_Listed entries_:

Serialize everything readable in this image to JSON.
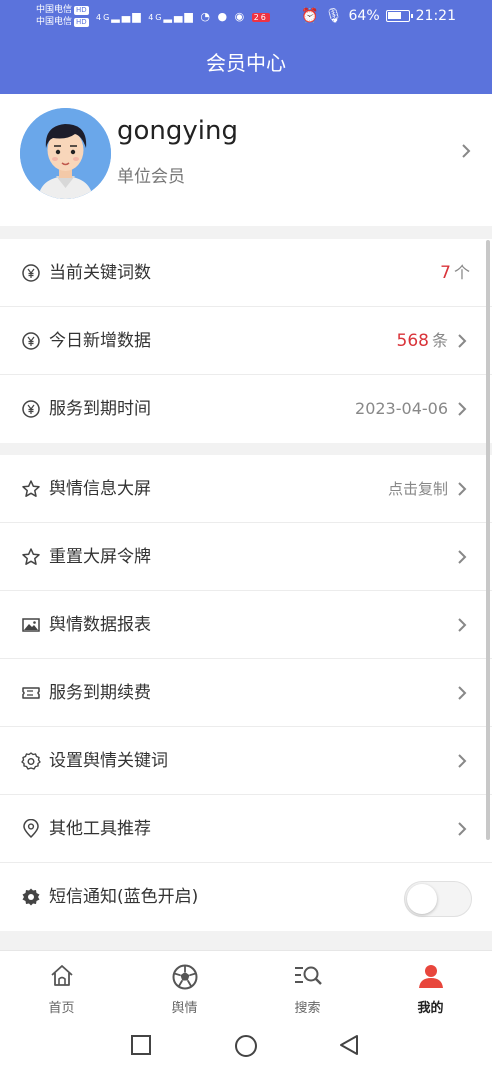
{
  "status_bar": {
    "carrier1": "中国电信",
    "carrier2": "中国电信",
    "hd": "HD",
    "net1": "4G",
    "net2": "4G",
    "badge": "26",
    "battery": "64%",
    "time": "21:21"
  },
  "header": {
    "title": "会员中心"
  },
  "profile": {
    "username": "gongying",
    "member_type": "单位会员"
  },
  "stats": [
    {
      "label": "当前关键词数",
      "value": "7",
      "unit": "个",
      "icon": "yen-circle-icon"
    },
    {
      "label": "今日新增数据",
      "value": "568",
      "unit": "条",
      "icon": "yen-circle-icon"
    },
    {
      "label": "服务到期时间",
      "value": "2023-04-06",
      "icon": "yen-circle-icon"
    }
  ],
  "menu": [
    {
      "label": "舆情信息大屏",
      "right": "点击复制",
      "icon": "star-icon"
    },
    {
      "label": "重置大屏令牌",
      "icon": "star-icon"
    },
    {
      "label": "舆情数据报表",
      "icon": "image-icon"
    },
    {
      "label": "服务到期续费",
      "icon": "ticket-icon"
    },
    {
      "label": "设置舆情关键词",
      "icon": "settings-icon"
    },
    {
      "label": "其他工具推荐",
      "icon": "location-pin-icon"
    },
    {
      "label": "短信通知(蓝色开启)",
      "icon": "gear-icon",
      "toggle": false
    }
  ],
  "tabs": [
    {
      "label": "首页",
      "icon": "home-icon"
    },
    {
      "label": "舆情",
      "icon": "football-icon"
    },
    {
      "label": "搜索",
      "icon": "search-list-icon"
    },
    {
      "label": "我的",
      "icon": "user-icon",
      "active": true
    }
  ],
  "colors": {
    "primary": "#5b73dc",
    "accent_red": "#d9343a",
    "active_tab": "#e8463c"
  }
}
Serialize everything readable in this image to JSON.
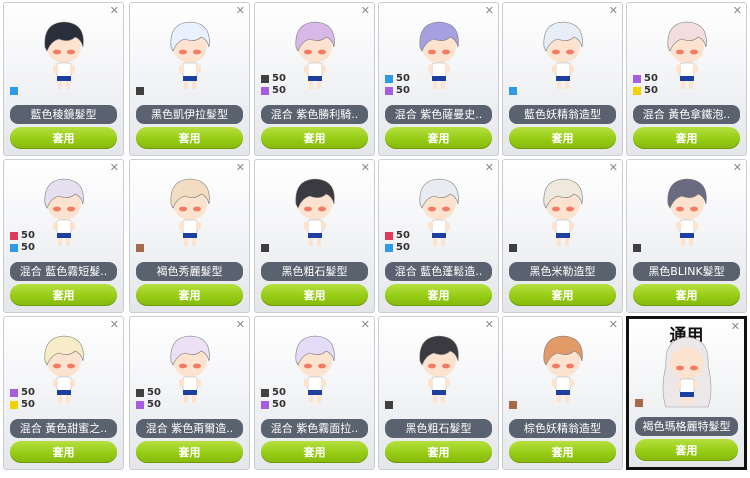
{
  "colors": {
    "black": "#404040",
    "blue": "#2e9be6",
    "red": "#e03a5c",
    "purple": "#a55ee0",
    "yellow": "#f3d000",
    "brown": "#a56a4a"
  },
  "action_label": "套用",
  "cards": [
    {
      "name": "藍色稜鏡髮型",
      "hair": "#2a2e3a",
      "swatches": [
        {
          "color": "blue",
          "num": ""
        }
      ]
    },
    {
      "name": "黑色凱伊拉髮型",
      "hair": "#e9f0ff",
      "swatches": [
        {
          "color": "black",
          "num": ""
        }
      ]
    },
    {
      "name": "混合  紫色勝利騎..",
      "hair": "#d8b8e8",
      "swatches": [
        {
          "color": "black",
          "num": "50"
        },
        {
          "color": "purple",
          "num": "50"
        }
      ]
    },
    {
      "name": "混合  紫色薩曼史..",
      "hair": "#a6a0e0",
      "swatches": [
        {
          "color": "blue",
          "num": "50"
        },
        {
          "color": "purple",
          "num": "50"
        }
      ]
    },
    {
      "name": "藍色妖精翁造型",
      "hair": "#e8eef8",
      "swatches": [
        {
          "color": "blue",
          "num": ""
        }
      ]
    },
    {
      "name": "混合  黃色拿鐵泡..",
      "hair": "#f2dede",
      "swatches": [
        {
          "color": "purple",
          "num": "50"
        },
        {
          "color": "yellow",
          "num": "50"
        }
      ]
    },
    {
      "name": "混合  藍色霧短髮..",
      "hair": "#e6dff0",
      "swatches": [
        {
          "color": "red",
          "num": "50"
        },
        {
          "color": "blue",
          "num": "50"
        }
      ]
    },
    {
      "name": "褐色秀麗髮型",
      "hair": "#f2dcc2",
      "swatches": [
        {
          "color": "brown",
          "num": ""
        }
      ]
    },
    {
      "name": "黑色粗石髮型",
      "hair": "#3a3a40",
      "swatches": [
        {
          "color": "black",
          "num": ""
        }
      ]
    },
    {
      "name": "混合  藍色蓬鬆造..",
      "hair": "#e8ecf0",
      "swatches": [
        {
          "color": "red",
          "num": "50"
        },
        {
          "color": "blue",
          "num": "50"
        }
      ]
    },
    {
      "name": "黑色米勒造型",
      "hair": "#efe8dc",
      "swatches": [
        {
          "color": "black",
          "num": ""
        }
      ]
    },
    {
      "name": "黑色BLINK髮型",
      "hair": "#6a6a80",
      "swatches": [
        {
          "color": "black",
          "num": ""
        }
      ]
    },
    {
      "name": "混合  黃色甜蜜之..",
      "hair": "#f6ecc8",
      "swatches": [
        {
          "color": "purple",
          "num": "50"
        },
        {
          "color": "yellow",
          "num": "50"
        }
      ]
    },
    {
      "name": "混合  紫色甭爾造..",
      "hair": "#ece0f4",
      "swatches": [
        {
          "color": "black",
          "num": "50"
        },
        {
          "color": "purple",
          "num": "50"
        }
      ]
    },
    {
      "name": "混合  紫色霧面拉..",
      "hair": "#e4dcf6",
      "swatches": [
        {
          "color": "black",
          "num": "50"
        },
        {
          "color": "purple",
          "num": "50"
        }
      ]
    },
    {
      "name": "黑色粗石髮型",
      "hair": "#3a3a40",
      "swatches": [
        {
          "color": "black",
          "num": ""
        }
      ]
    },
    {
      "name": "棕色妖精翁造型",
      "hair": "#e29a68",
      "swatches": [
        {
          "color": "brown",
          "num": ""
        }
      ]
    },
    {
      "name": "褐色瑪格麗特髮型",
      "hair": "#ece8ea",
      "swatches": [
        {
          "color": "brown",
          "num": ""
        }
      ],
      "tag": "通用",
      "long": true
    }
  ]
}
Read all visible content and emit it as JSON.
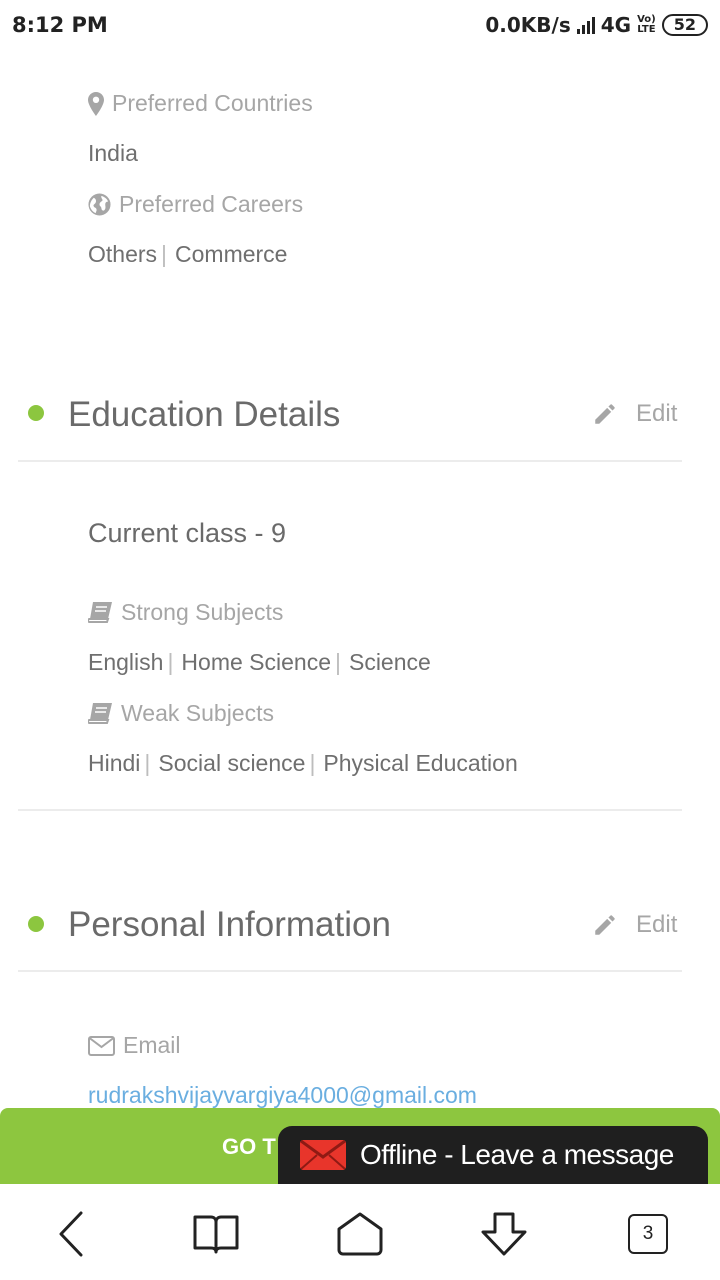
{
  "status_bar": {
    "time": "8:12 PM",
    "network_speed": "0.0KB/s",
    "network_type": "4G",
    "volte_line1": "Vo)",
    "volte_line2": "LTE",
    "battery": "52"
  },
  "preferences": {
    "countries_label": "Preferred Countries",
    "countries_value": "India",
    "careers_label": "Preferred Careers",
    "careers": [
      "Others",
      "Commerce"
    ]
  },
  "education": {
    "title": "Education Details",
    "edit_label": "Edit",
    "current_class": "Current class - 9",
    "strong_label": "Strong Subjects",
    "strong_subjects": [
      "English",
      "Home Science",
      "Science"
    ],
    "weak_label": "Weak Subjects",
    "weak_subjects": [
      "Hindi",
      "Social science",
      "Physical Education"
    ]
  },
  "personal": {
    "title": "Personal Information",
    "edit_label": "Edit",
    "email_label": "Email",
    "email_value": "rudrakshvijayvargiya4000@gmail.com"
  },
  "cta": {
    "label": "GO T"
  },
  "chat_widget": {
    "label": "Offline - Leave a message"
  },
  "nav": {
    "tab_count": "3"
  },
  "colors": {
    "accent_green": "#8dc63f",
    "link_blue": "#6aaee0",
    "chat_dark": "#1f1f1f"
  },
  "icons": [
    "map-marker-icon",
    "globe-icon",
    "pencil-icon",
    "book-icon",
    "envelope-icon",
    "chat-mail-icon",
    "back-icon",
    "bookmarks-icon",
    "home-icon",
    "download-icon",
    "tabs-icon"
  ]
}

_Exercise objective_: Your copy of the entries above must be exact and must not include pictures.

_The answer_:
Serialize everything readable in this image to JSON.
{
  "status_bar": {
    "carrier1": "中国电信",
    "carrier2": "中国电信",
    "hd": "HD",
    "net1": "4G",
    "net2": "4G",
    "badge": "26",
    "battery": "64%",
    "time": "21:21"
  },
  "header": {
    "title": "会员中心"
  },
  "profile": {
    "username": "gongying",
    "member_type": "单位会员"
  },
  "stats": [
    {
      "label": "当前关键词数",
      "value": "7",
      "unit": "个",
      "icon": "yen-circle-icon"
    },
    {
      "label": "今日新增数据",
      "value": "568",
      "unit": "条",
      "icon": "yen-circle-icon"
    },
    {
      "label": "服务到期时间",
      "value": "2023-04-06",
      "icon": "yen-circle-icon"
    }
  ],
  "menu": [
    {
      "label": "舆情信息大屏",
      "right": "点击复制",
      "icon": "star-icon"
    },
    {
      "label": "重置大屏令牌",
      "icon": "star-icon"
    },
    {
      "label": "舆情数据报表",
      "icon": "image-icon"
    },
    {
      "label": "服务到期续费",
      "icon": "ticket-icon"
    },
    {
      "label": "设置舆情关键词",
      "icon": "settings-icon"
    },
    {
      "label": "其他工具推荐",
      "icon": "location-pin-icon"
    },
    {
      "label": "短信通知(蓝色开启)",
      "icon": "gear-icon",
      "toggle": false
    }
  ],
  "tabs": [
    {
      "label": "首页",
      "icon": "home-icon"
    },
    {
      "label": "舆情",
      "icon": "football-icon"
    },
    {
      "label": "搜索",
      "icon": "search-list-icon"
    },
    {
      "label": "我的",
      "icon": "user-icon",
      "active": true
    }
  ],
  "colors": {
    "primary": "#5b73dc",
    "accent_red": "#d9343a",
    "active_tab": "#e8463c"
  }
}
Serialize everything readable in this image to JSON.
{
  "colors": {
    "black": "#404040",
    "blue": "#2e9be6",
    "red": "#e03a5c",
    "purple": "#a55ee0",
    "yellow": "#f3d000",
    "brown": "#a56a4a"
  },
  "action_label": "套用",
  "cards": [
    {
      "name": "藍色稜鏡髮型",
      "hair": "#2a2e3a",
      "swatches": [
        {
          "color": "blue",
          "num": ""
        }
      ]
    },
    {
      "name": "黑色凱伊拉髮型",
      "hair": "#e9f0ff",
      "swatches": [
        {
          "color": "black",
          "num": ""
        }
      ]
    },
    {
      "name": "混合  紫色勝利騎..",
      "hair": "#d8b8e8",
      "swatches": [
        {
          "color": "black",
          "num": "50"
        },
        {
          "color": "purple",
          "num": "50"
        }
      ]
    },
    {
      "name": "混合  紫色薩曼史..",
      "hair": "#a6a0e0",
      "swatches": [
        {
          "color": "blue",
          "num": "50"
        },
        {
          "color": "purple",
          "num": "50"
        }
      ]
    },
    {
      "name": "藍色妖精翁造型",
      "hair": "#e8eef8",
      "swatches": [
        {
          "color": "blue",
          "num": ""
        }
      ]
    },
    {
      "name": "混合  黃色拿鐵泡..",
      "hair": "#f2dede",
      "swatches": [
        {
          "color": "purple",
          "num": "50"
        },
        {
          "color": "yellow",
          "num": "50"
        }
      ]
    },
    {
      "name": "混合  藍色霧短髮..",
      "hair": "#e6dff0",
      "swatches": [
        {
          "color": "red",
          "num": "50"
        },
        {
          "color": "blue",
          "num": "50"
        }
      ]
    },
    {
      "name": "褐色秀麗髮型",
      "hair": "#f2dcc2",
      "swatches": [
        {
          "color": "brown",
          "num": ""
        }
      ]
    },
    {
      "name": "黑色粗石髮型",
      "hair": "#3a3a40",
      "swatches": [
        {
          "color": "black",
          "num": ""
        }
      ]
    },
    {
      "name": "混合  藍色蓬鬆造..",
      "hair": "#e8ecf0",
      "swatches": [
        {
          "color": "red",
          "num": "50"
        },
        {
          "color": "blue",
          "num": "50"
        }
      ]
    },
    {
      "name": "黑色米勒造型",
      "hair": "#efe8dc",
      "swatches": [
        {
          "color": "black",
          "num": ""
        }
      ]
    },
    {
      "name": "黑色BLINK髮型",
      "hair": "#6a6a80",
      "swatches": [
        {
          "color": "black",
          "num": ""
        }
      ]
    },
    {
      "name": "混合  黃色甜蜜之..",
      "hair": "#f6ecc8",
      "swatches": [
        {
          "color": "purple",
          "num": "50"
        },
        {
          "color": "yellow",
          "num": "50"
        }
      ]
    },
    {
      "name": "混合  紫色甭爾造..",
      "hair": "#ece0f4",
      "swatches": [
        {
          "color": "black",
          "num": "50"
        },
        {
          "color": "purple",
          "num": "50"
        }
      ]
    },
    {
      "name": "混合  紫色霧面拉..",
      "hair": "#e4dcf6",
      "swatches": [
        {
          "color": "black",
          "num": "50"
        },
        {
          "color": "purple",
          "num": "50"
        }
      ]
    },
    {
      "name": "黑色粗石髮型",
      "hair": "#3a3a40",
      "swatches": [
        {
          "color": "black",
          "num": ""
        }
      ]
    },
    {
      "name": "棕色妖精翁造型",
      "hair": "#e29a68",
      "swatches": [
        {
          "color": "brown",
          "num": ""
        }
      ]
    },
    {
      "name": "褐色瑪格麗特髮型",
      "hair": "#ece8ea",
      "swatches": [
        {
          "color": "brown",
          "num": ""
        }
      ],
      "tag": "通用",
      "long": true
    }
  ]
}
Read all visible content and emit it as JSON.
{
  "status_bar": {
    "time": "8:12 PM",
    "network_speed": "0.0KB/s",
    "network_type": "4G",
    "volte_line1": "Vo)",
    "volte_line2": "LTE",
    "battery": "52"
  },
  "preferences": {
    "countries_label": "Preferred Countries",
    "countries_value": "India",
    "careers_label": "Preferred Careers",
    "careers": [
      "Others",
      "Commerce"
    ]
  },
  "education": {
    "title": "Education Details",
    "edit_label": "Edit",
    "current_class": "Current class - 9",
    "strong_label": "Strong Subjects",
    "strong_subjects": [
      "English",
      "Home Science",
      "Science"
    ],
    "weak_label": "Weak Subjects",
    "weak_subjects": [
      "Hindi",
      "Social science",
      "Physical Education"
    ]
  },
  "personal": {
    "title": "Personal Information",
    "edit_label": "Edit",
    "email_label": "Email",
    "email_value": "rudrakshvijayvargiya4000@gmail.com"
  },
  "cta": {
    "label": "GO T"
  },
  "chat_widget": {
    "label": "Offline - Leave a message"
  },
  "nav": {
    "tab_count": "3"
  },
  "colors": {
    "accent_green": "#8dc63f",
    "link_blue": "#6aaee0",
    "chat_dark": "#1f1f1f"
  },
  "icons": [
    "map-marker-icon",
    "globe-icon",
    "pencil-icon",
    "book-icon",
    "envelope-icon",
    "chat-mail-icon",
    "back-icon",
    "bookmarks-icon",
    "home-icon",
    "download-icon",
    "tabs-icon"
  ]
}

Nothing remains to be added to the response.